Yates County has joined other New York State municipalities in engaging a legal firm for representation for a potential lawsuit against big pharmaceutical companies for aggressive marketing of opioids. The firm, Napoli Shkolnik is in the process of filing lawsuits on behalf of cities and counties against the manufacturers and distributors of opioid pain medications.
Those lawsuits allege that the drug manufacturers and distributors have used deceptive and unfair marketing strategies since the late 1990s. As a result, counties, cities, and states have been saddled with costs related to addiction such as health care, criminal justice, and victimization costs and lost productivity.
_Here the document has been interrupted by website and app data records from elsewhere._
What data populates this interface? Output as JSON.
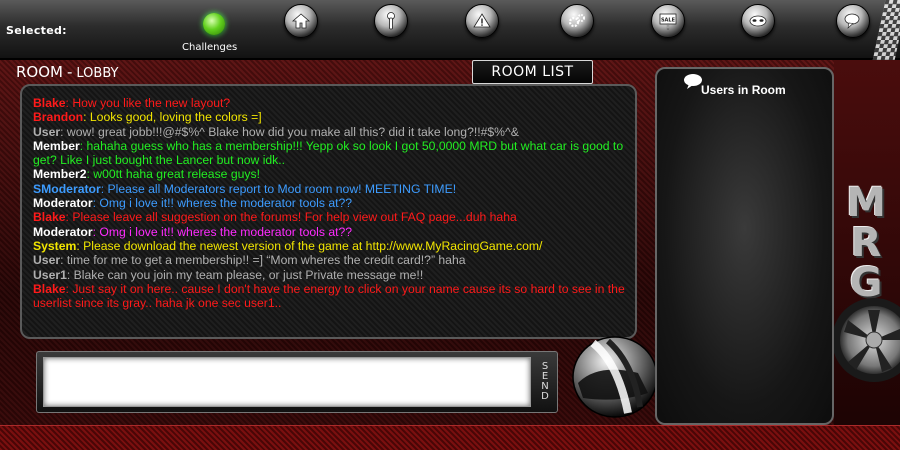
{
  "toolbar": {
    "selected_label": "Selected:",
    "challenges_label": "Challenges",
    "buttons": [
      {
        "icon": "home-icon"
      },
      {
        "icon": "wrench-icon"
      },
      {
        "icon": "warning-icon"
      },
      {
        "icon": "gears-icon"
      },
      {
        "icon": "sale-sign-icon",
        "text": "SALE"
      },
      {
        "icon": "mask-icon"
      },
      {
        "icon": "chat-bubbles-icon"
      }
    ]
  },
  "room": {
    "label": "ROOM",
    "separator": "-",
    "name": "LOBBY",
    "room_list_label": "ROOM LIST"
  },
  "colors": {
    "red": "#ff1a1a",
    "yellow": "#f2e600",
    "gray": "#b0b0b0",
    "green": "#22ee22",
    "blue": "#3d9cff",
    "white": "#ffffff",
    "magenta": "#ff2bff",
    "accent_red": "#5c1111"
  },
  "chat": {
    "messages": [
      {
        "user": "Blake",
        "sep": ": ",
        "text": "How you like the new layout?",
        "user_color": "red",
        "text_color": "red"
      },
      {
        "user": "Brandon",
        "sep": ": ",
        "text": "Looks good, loving the colors =]",
        "user_color": "red",
        "text_color": "yellow"
      },
      {
        "user": "User",
        "sep": ": ",
        "text": "wow! great jobb!!!@#$%^ Blake how did you make all this? did it take long?!!#$%^&",
        "user_color": "gray",
        "text_color": "gray"
      },
      {
        "user": "Member",
        "sep": ": ",
        "text": "hahaha guess who has a membership!!! Yepp ok so look I got 50,0000 MRD but what car is good to get? Like I just bought the Lancer but now idk..",
        "user_color": "white",
        "text_color": "green"
      },
      {
        "user": "Member2",
        "sep": ": ",
        "text": "w00tt haha great release guys!",
        "user_color": "white",
        "text_color": "green"
      },
      {
        "user": "SModerator",
        "sep": ": ",
        "text": "Please all Moderators report to Mod room now! MEETING TIME!",
        "user_color": "blue",
        "text_color": "blue"
      },
      {
        "user": "Moderator",
        "sep": ": ",
        "text": "Omg i love it!! wheres the moderator tools at??",
        "user_color": "white",
        "text_color": "blue"
      },
      {
        "user": "Blake",
        "sep": ": ",
        "text": "Please leave all suggestion on the forums! For help view out FAQ page...duh haha",
        "user_color": "red",
        "text_color": "red"
      },
      {
        "user": "Moderator",
        "sep": ": ",
        "text": "Omg i love it!! wheres the moderator tools at??",
        "user_color": "white",
        "text_color": "magenta"
      },
      {
        "user": "System",
        "sep": ": ",
        "text": "Please download the newest version of the game at http://www.MyRacingGame.com/",
        "user_color": "yellow",
        "text_color": "yellow"
      },
      {
        "user": "User",
        "sep": ": ",
        "text": "time for me to get a membership!! =] “Mom wheres the credit card!?” haha",
        "user_color": "gray",
        "text_color": "gray"
      },
      {
        "user": "User1",
        "sep": ": ",
        "text": "Blake can you join my team please, or just Private message me!!",
        "user_color": "gray",
        "text_color": "gray"
      },
      {
        "user": "Blake",
        "sep": ": ",
        "text": "Just say it on here.. cause I don't have the energy to click on your name cause its so hard to see in the userlist since its gray.. haha jk one sec user1..",
        "user_color": "red",
        "text_color": "red"
      }
    ],
    "input_value": "",
    "send_label": "SEND"
  },
  "users_panel": {
    "title": "Users in Room",
    "users": []
  },
  "branding": {
    "letters": [
      "M",
      "R",
      "G"
    ]
  }
}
The legislature unanimously agreed Nov. 13 to enter into a legal services agreement with the firm.
Information found on the firm’s website indicates there are no upfront fees and the firm only recovers funds if they win the county’s case. The firm is helping about 50 other city and county governments recover funds from pharmaceutical companies to cover the costs of Narcan training, overdose antidotes, additional staffing and law enforcement.
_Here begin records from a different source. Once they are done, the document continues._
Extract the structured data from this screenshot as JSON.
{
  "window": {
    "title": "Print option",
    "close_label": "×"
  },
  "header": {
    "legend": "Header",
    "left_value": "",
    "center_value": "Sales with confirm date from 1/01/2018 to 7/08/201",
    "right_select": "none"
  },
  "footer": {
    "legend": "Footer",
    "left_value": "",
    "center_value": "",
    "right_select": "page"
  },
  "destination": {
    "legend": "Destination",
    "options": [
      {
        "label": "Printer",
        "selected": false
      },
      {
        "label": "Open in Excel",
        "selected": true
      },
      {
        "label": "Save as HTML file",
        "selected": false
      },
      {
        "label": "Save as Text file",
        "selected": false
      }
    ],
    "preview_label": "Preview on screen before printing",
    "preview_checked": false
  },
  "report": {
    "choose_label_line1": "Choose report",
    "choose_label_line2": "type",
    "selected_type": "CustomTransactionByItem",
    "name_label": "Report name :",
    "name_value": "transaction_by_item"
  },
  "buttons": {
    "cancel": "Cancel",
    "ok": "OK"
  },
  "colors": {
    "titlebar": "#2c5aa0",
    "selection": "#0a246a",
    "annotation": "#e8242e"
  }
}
Other business on the legislature’s agenda Nov. 13 included:
• Yates Transit Service: Daniele Lyman, of Yates Transit Service, gave a quarterly report on the system. She said Route 3 Limited, which was launched in September has been a big success with more riders than any of the other routes that have been operating since the beginning of the year. The service received four new buses in October. The new buses are equipped with bike racks and electronic destination signs. The service took in almost $87,000 in federal funding during the first three quarters of the year. That funding is based on ridership.
• Seneca Gaming Funds: The legislators approved a resolution calling on Gov. Andrew Cuomo to take action to restore payments of slot revenues from the Seneca Nation Casino. Yates County previously received a portion of the funds, but the Seneca Nation suspended payments in February.
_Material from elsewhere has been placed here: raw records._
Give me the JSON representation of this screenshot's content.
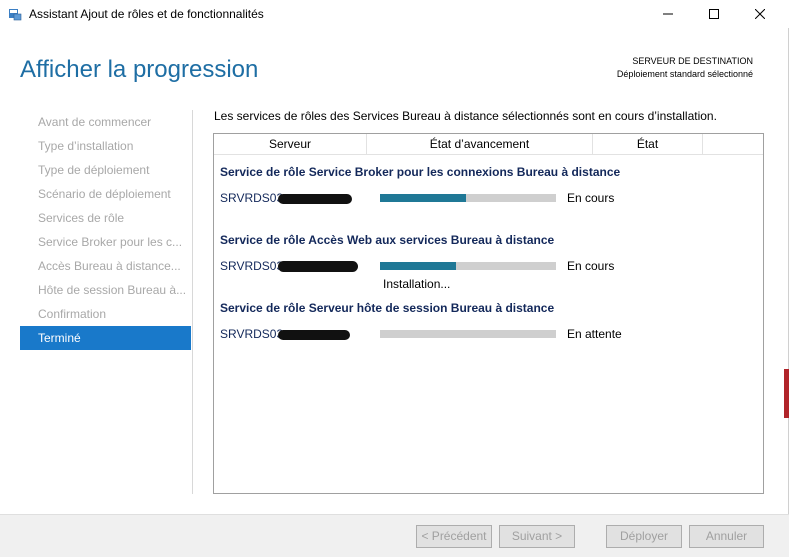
{
  "window": {
    "title": "Assistant Ajout de rôles et de fonctionnalités"
  },
  "header": {
    "page_title": "Afficher la progression",
    "destination_label": "SERVEUR DE DESTINATION",
    "destination_value": "Déploiement standard sélectionné"
  },
  "nav": {
    "items": [
      {
        "label": "Avant de commencer",
        "active": false
      },
      {
        "label": "Type d’installation",
        "active": false
      },
      {
        "label": "Type de déploiement",
        "active": false
      },
      {
        "label": "Scénario de déploiement",
        "active": false
      },
      {
        "label": "Services de rôle",
        "active": false
      },
      {
        "label": "Service Broker pour les c...",
        "active": false
      },
      {
        "label": "Accès Bureau à distance...",
        "active": false
      },
      {
        "label": "Hôte de session Bureau à...",
        "active": false
      },
      {
        "label": "Confirmation",
        "active": false
      },
      {
        "label": "Terminé",
        "active": true
      }
    ]
  },
  "content": {
    "intro": "Les services de rôles des Services Bureau à distance sélectionnés sont en cours d’installation.",
    "columns": [
      "Serveur",
      "État d’avancement",
      "État"
    ],
    "groups": [
      {
        "title": "Service de rôle Service Broker pour les connexions Bureau à distance",
        "server": "SRVRDS03.",
        "progress": 0.49,
        "status": "En cours",
        "substatus": ""
      },
      {
        "title": "Service de rôle Accès Web aux services Bureau à distance",
        "server": "SRVRDS03.",
        "progress": 0.43,
        "status": "En cours",
        "substatus": "Installation..."
      },
      {
        "title": "Service de rôle Serveur hôte de session Bureau à distance",
        "server": "SRVRDS03.",
        "progress": 0,
        "status": "En attente",
        "substatus": ""
      }
    ]
  },
  "footer": {
    "prev_label": "< Précédent",
    "next_label": "Suivant >",
    "deploy_label": "Déployer",
    "cancel_label": "Annuler"
  },
  "colors": {
    "title_blue": "#1e6ea4",
    "active_nav": "#1979ca",
    "progress_fill": "#1f7896",
    "group_title": "#13285a"
  }
}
• Second Amendment: The legislature approved, by a vote of 10-3, with District 4 Legislator Bill Holgate absent, a resolution urging Congress to approve the Second Amendment Guarantee Act. The act, introduced by U.S. Rep Chris Collins of Clarence, would prohibit states or local governments from enacting restrictions on any part of a rifle or shotgun. It would also void the New York SAFE Act and any other current or future state or local law that exceeds federal law for rifles and shotguns. Chairman Timothy Dennis, Leslie Church, and Taylor Fitch cast the three no votes.
• Public Comment: Ten members of the public spoke about their concerns about the Second Amendment Guarantee act and the legislature’s lack of action on preserving the Children’s Health Insurance Program (CHIP) they say is used by about 470 Yates County children. Dennis asked Church to consider further discussion of potential action at a future Public Health Committee meeting.
• Budget: Dennis announced the legislature will hold a public hearing on the tentative 2018 budget at 7 p.m. Nov. 16 in the legislative chambers.